Task to complete ▸
Return the records as they stand. No picture is to be included.
.....
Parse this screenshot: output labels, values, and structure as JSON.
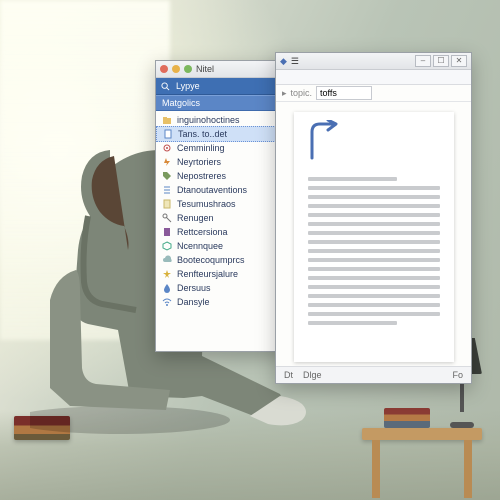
{
  "explorer": {
    "title": "Nitel",
    "toolbar_label": "Lypye",
    "sections": [
      {
        "label": "Matgolics",
        "items": [
          {
            "icon": "folder",
            "label": "inguinohoctines"
          },
          {
            "icon": "doc",
            "label": "Tans. to..det",
            "selected": true
          },
          {
            "icon": "gear",
            "label": "Cemminling"
          },
          {
            "icon": "bolt",
            "label": "Neyrtoriers"
          },
          {
            "icon": "tag",
            "label": "Nepostreres"
          },
          {
            "icon": "list",
            "label": "Dtanoutaventions"
          },
          {
            "icon": "note",
            "label": "Tesumushraos"
          },
          {
            "icon": "key",
            "label": "Renugen"
          },
          {
            "icon": "book",
            "label": "Rettcersiona"
          },
          {
            "icon": "cube",
            "label": "Ncennquee"
          },
          {
            "icon": "cloud",
            "label": "Bootecoqumprcs"
          },
          {
            "icon": "star",
            "label": "Renfteursjalure"
          },
          {
            "icon": "drop",
            "label": "Dersuus"
          },
          {
            "icon": "wifi",
            "label": "Dansyle"
          }
        ]
      }
    ]
  },
  "editor": {
    "menu": [
      "◆",
      "☰"
    ],
    "win_buttons": [
      "–",
      "☐",
      "✕"
    ],
    "crumb_label": "topic.",
    "field_value": "toffs",
    "status": {
      "left": "Dt",
      "mid": "Dlge",
      "right": "Fo"
    }
  }
}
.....
Output of the exercise ▸
Parse this screenshot: output labels, values, and structure as JSON.
{
  "explorer": {
    "title": "Nitel",
    "toolbar_label": "Lypye",
    "sections": [
      {
        "label": "Matgolics",
        "items": [
          {
            "icon": "folder",
            "label": "inguinohoctines"
          },
          {
            "icon": "doc",
            "label": "Tans. to..det",
            "selected": true
          },
          {
            "icon": "gear",
            "label": "Cemminling"
          },
          {
            "icon": "bolt",
            "label": "Neyrtoriers"
          },
          {
            "icon": "tag",
            "label": "Nepostreres"
          },
          {
            "icon": "list",
            "label": "Dtanoutaventions"
          },
          {
            "icon": "note",
            "label": "Tesumushraos"
          },
          {
            "icon": "key",
            "label": "Renugen"
          },
          {
            "icon": "book",
            "label": "Rettcersiona"
          },
          {
            "icon": "cube",
            "label": "Ncennquee"
          },
          {
            "icon": "cloud",
            "label": "Bootecoqumprcs"
          },
          {
            "icon": "star",
            "label": "Renfteursjalure"
          },
          {
            "icon": "drop",
            "label": "Dersuus"
          },
          {
            "icon": "wifi",
            "label": "Dansyle"
          }
        ]
      }
    ]
  },
  "editor": {
    "menu": [
      "◆",
      "☰"
    ],
    "win_buttons": [
      "–",
      "☐",
      "✕"
    ],
    "crumb_label": "topic.",
    "field_value": "toffs",
    "status": {
      "left": "Dt",
      "mid": "Dlge",
      "right": "Fo"
    }
  }
}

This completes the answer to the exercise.